I’m sure many of us have fallen victim to the “grass is greener” syndrome, I myself have. But of course, the London Underground’s Jubilee Line upgrade was hilariously poorly managed, for one, and with the constant managerial issues plaguing the New York Subway since the time of Nixon, I’m sure they’d probably think better of our system compared to theirs.

Of course, while one could say that sheer numbers by themselves can easily act as a political smokescreen while the shitshow goes on, I think that that’s the best way to show concrete progress being made. And these numbers must also be accompanied by visible improvement, naturally. The public do not want to be blinded by numbers, they want to see the trains run on time.

Without a doubt, I believe that everyone understands the economic disruptions that happen when public transport stops being reliable. People are late for work, they miss interviews, maybe even high-value business opportunities. And when this personally affects the man on the street, he loses confidence in the system.

“But you don’t know anything!”

Of course I don’t know anything, like what was recently pointed out by the decision makers. I’m not even part of the press, I’m just a blogger on the Internet, and a very opinionated one at that. As I’ve said before, I don’t think that it’s possible for one to just bring over technical know-how from overseas, and that I feel it important for us to also learn from the best practices of other agencies.

Likewise, I think it’s important that the train operating companies take an all-in, holistic approach towards improving system reliability. Not only must the machines work, and work well, it’s also important that the people who run the system also know what they’re doing.

Only then will it be possible to reduce the grief felt by the commuter, who must account for an unwanted element of surprise when making his journeys. And only then, once the commuter can see the trains running on time and as expected, will he be able to regain trust in the company. Trust is a fickle thing, easily lost but difficult to gain, and that’s what I know. People are asking questions, and those questions must be answered.

Producing reports and statistics do not mean much to an irate, displeased public when incidents still happen near-daily, but we have to start somewhere. It’s still better than empty words that attempt to pacify the situation without actually doing anything.

A quote that I’ve heard somewhere, probably from Minister Khaw himself, is that “just because we can be content with mediocrity, doesn’t mean we can’t strive for excellence”. I know the work of the transport operators is difficult, and I applaud them for trying to make the most out of a difficult situation (as I’ve underlined in previous posts), but as anyone knows, it can take a “push” to spur the entire ecosystem to work harder.

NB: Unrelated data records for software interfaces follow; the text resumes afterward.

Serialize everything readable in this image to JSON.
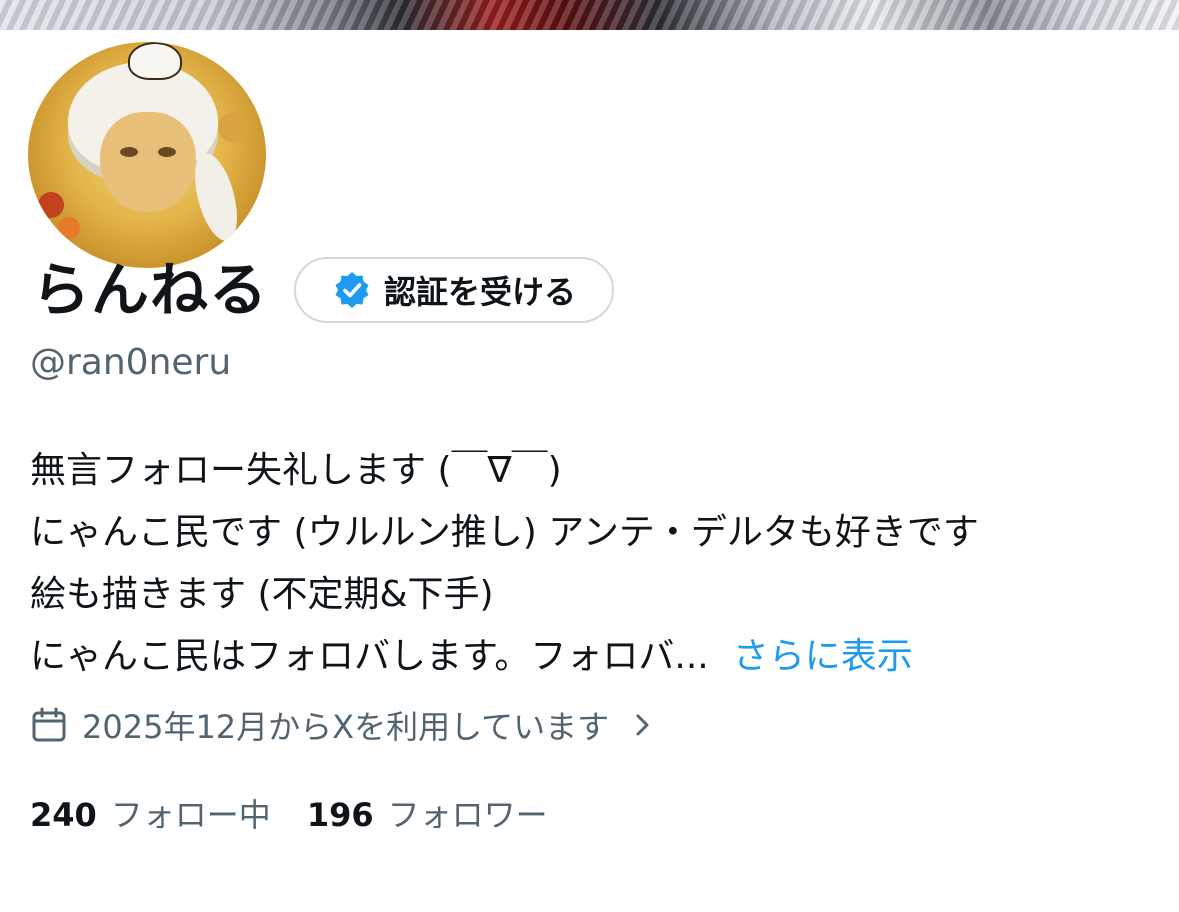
{
  "profile": {
    "display_name": "らんねる",
    "handle": "@ran0neru",
    "verify_button_label": "認証を受ける",
    "bio_lines": [
      "無言フォロー失礼します (￣∇￣)",
      "にゃんこ民です (ウルルン推し) アンテ・デルタも好きです",
      "絵も描きます (不定期&下手)",
      "にゃんこ民はフォロバします。フォロバ..."
    ],
    "show_more_label": "さらに表示",
    "joined_text": "2025年12月からXを利用しています",
    "following_count": "240",
    "following_label": "フォロー中",
    "followers_count": "196",
    "followers_label": "フォロワー"
  },
  "icons": {
    "verified": "verified-badge-icon",
    "calendar": "calendar-icon",
    "chevron": "chevron-right-icon"
  },
  "colors": {
    "accent": "#1d9bf0",
    "text_primary": "#0f1419",
    "text_secondary": "#536471",
    "border": "#cfd9de"
  }
}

And through this blog, I hope to be able to give that “push”.

Comments welcome.